According to a story from Fabry Disease News, the month of April is recognized as Fabry Disease Awareness Month, a time dedicated to spreading awareness about Fabry disease in the medical community and among the general public. Multiple Fabry disease related organizations are offering activities that can allow supporters to get involved in spreading awareness about this rare disease. The disease is believed to affect one in every 40,000 to 60,000 males around the world; females are affected less frequently and with milder symptoms.
About Fabry Disease

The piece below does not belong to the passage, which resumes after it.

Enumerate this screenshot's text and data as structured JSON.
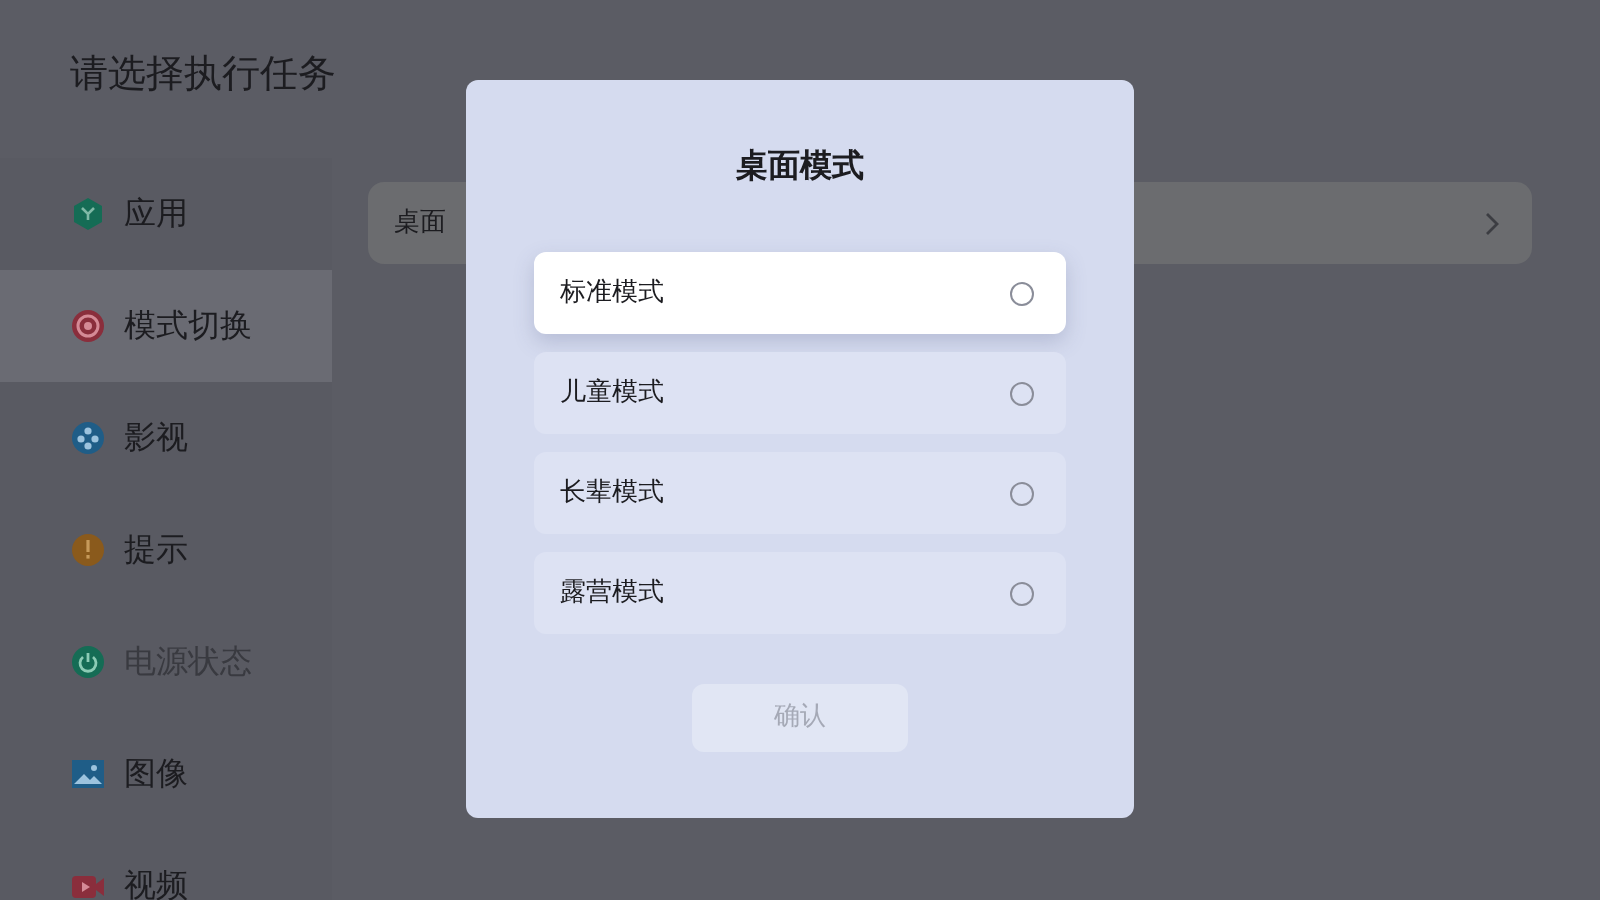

Fabry disease is a rare genetic disorder that primarily affects the heart, skin, and kidneys. As a lysosomal storage disease, it is characterized by a deficiency in the enzyme responsible for processing sphingolipids, which accumulate in the body as a result. The disorder is caused by mutations of the GLA gene. Symptoms include pain (which can affect the extremities, the entire body, or the digestive tract), kidney dysfunction, abnormalities of the heart valve and heart rhythms, fatigue, inability to sweat, and angiokeratomas (small red dots that appear on the skin). Treatments include enzyme replacement therapy, treatments to address organ specific problems, and Galafold. Galafold is effective in roughly 50 percent of patients and only works for patients with certain types of mutations. Enzyme replacement therapy can help partially halt or reverse disease progression. To learn more about this rare disease, click here.
How to Get Involved
For this year’s awareness month, the Fabry International Network (FIN), has kicked off a challenge called Break a Sweat for Fabry. This challenge highlights one of the unusual signs of the illness: an inability or reduced ability to sweat. Participants are being asked to perform their preferred form of exercise, such as dancing, working out at the gym, or running. Then, they should take a picture of themselves sweating to add on their social media using the hashtag #BreakASweatForFabry with the ‘sweat’ emoji. Click here to learn more.
The National Fabry Disease Foundation (NFDF) has chosen to highlight the event with daily postings of the latest news and facts on their newsletter and their Twitter and Facebook pages. You can also pick up some awareness gear from their website here.